### HOW TO COMPLETE THIS TASK
What follows is a listing; give it again exactly, in its entirety.

### SOURCE DATA

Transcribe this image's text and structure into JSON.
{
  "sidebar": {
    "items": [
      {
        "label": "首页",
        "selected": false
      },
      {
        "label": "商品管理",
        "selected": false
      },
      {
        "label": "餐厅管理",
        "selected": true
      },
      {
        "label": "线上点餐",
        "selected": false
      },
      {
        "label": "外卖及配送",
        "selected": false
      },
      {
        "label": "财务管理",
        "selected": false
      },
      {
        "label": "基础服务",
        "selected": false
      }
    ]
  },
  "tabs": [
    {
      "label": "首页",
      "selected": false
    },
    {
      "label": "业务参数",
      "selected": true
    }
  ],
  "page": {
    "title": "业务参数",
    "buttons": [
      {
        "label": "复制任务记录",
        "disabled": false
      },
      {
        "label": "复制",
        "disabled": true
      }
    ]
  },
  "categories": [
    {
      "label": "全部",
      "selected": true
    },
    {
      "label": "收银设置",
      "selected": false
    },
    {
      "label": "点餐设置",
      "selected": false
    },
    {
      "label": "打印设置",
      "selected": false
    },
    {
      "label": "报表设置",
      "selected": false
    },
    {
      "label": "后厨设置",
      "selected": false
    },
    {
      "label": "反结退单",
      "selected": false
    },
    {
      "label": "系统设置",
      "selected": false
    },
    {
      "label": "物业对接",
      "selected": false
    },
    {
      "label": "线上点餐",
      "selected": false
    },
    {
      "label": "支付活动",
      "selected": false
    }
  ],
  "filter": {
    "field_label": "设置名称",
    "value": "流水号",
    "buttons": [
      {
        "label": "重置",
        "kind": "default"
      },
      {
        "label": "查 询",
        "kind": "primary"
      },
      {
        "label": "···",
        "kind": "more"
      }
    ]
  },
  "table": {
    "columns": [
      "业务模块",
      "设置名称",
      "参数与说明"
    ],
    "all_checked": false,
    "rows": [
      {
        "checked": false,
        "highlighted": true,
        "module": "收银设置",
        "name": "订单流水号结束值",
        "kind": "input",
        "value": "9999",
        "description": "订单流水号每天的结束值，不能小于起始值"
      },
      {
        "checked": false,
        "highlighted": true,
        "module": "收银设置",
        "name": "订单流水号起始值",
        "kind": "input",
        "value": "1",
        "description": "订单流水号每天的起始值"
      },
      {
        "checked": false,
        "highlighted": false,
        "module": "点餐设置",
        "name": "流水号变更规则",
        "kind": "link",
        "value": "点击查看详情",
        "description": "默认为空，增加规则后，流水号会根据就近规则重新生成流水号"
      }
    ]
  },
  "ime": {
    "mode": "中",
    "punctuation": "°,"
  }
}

### SOLUTION TO THIS PROBLEM
Transcribe this image's text and structure into JSON.
{
  "sidebar": {
    "items": [
      {
        "label": "首页",
        "selected": false
      },
      {
        "label": "商品管理",
        "selected": false
      },
      {
        "label": "餐厅管理",
        "selected": true
      },
      {
        "label": "线上点餐",
        "selected": false
      },
      {
        "label": "外卖及配送",
        "selected": false
      },
      {
        "label": "财务管理",
        "selected": false
      },
      {
        "label": "基础服务",
        "selected": false
      }
    ]
  },
  "tabs": [
    {
      "label": "首页",
      "selected": false
    },
    {
      "label": "业务参数",
      "selected": true
    }
  ],
  "page": {
    "title": "业务参数",
    "buttons": [
      {
        "label": "复制任务记录",
        "disabled": false
      },
      {
        "label": "复制",
        "disabled": true
      }
    ]
  },
  "categories": [
    {
      "label": "全部",
      "selected": true
    },
    {
      "label": "收银设置",
      "selected": false
    },
    {
      "label": "点餐设置",
      "selected": false
    },
    {
      "label": "打印设置",
      "selected": false
    },
    {
      "label": "报表设置",
      "selected": false
    },
    {
      "label": "后厨设置",
      "selected": false
    },
    {
      "label": "反结退单",
      "selected": false
    },
    {
      "label": "系统设置",
      "selected": false
    },
    {
      "label": "物业对接",
      "selected": false
    },
    {
      "label": "线上点餐",
      "selected": false
    },
    {
      "label": "支付活动",
      "selected": false
    }
  ],
  "filter": {
    "field_label": "设置名称",
    "value": "流水号",
    "buttons": [
      {
        "label": "重置",
        "kind": "default"
      },
      {
        "label": "查 询",
        "kind": "primary"
      },
      {
        "label": "···",
        "kind": "more"
      }
    ]
  },
  "table": {
    "columns": [
      "业务模块",
      "设置名称",
      "参数与说明"
    ],
    "all_checked": false,
    "rows": [
      {
        "checked": false,
        "highlighted": true,
        "module": "收银设置",
        "name": "订单流水号结束值",
        "kind": "input",
        "value": "9999",
        "description": "订单流水号每天的结束值，不能小于起始值"
      },
      {
        "checked": false,
        "highlighted": true,
        "module": "收银设置",
        "name": "订单流水号起始值",
        "kind": "input",
        "value": "1",
        "description": "订单流水号每天的起始值"
      },
      {
        "checked": false,
        "highlighted": false,
        "module": "点餐设置",
        "name": "流水号变更规则",
        "kind": "link",
        "value": "点击查看详情",
        "description": "默认为空，增加规则后，流水号会根据就近规则重新生成流水号"
      }
    ]
  },
  "ime": {
    "mode": "中",
    "punctuation": "°,"
  }
}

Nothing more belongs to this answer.